Cave Singers Welcome Joy(Matador) Buy it from Insound
The Cave Singers employ a couple of different types of folk songs, some for the daytime and some for the nighttime. Few bands can work it both ways and on The Cave Singers sophomore release, Welcome Joy, the warmer daytime formulas that revolve around simple fingerpicked guitar tend to work out better.

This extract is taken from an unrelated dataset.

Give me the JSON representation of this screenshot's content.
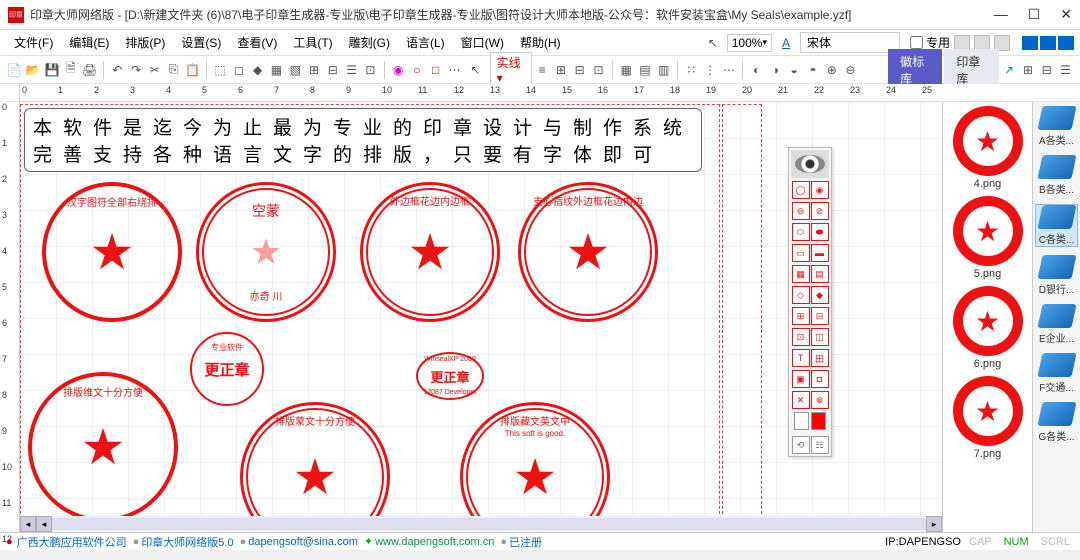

On the first two tracks the band remains nestled deep in its niche. Summer Light blends comfortingly familiar acoustic patterns, a repeated A section, and growing textures that combine to call up images of country roads, wooden fences and watering holes. The no-frills percussion is refreshing and used sparingly, never to obstruct the song. Leap builds in the same way and adds occasional harmonica stabs to break things up. When laid over the soft earth tones, Pete Quirks’s gravelly voice makes perfect sense. These songs express urgency, a need to get where they’re going, even if their route is confined to a single path. Nothing here is quite as lovely as the diamond in the rough, Beach House, a little gem that shows they’ve got the sun-filled forest vibe down pat. Welcome Joy only stumbles when it deviates from the wistful.
At the Cut breaks up the invigorating momentum established in the first two standout tracks. It’s too much of a rocker for this album and from here on in it becomes a little hit or miss. Shrine calls in the darker nighttime vibe as a campfire spiritual chant, but doesn’t contrast well with the lighter fare. For an album that brings you into a very specific world, it shakes you out of it a little too often. Sure, an album full of songs of similar form and tempo might grow wearing, but for the winsome vibe the band is trying to extract, it could’ve been done suitably, consistently and worked as a great soundtrack for a Sunday drive through country back roads.
It closes with the sigh of Bramble, another one of the band’s well-crafted whispers that seems more like a lo-fi sketch than a fully realized song. In isolated moments like this Welcome Joy shines as a companion piece equal to their first release, Invitation Songs. Come to think of it, taking the best songs from these two albums could make an excellent full-length. I think I have a playlist to make.31 January, 2010 - 20:04 — Brett Oronzio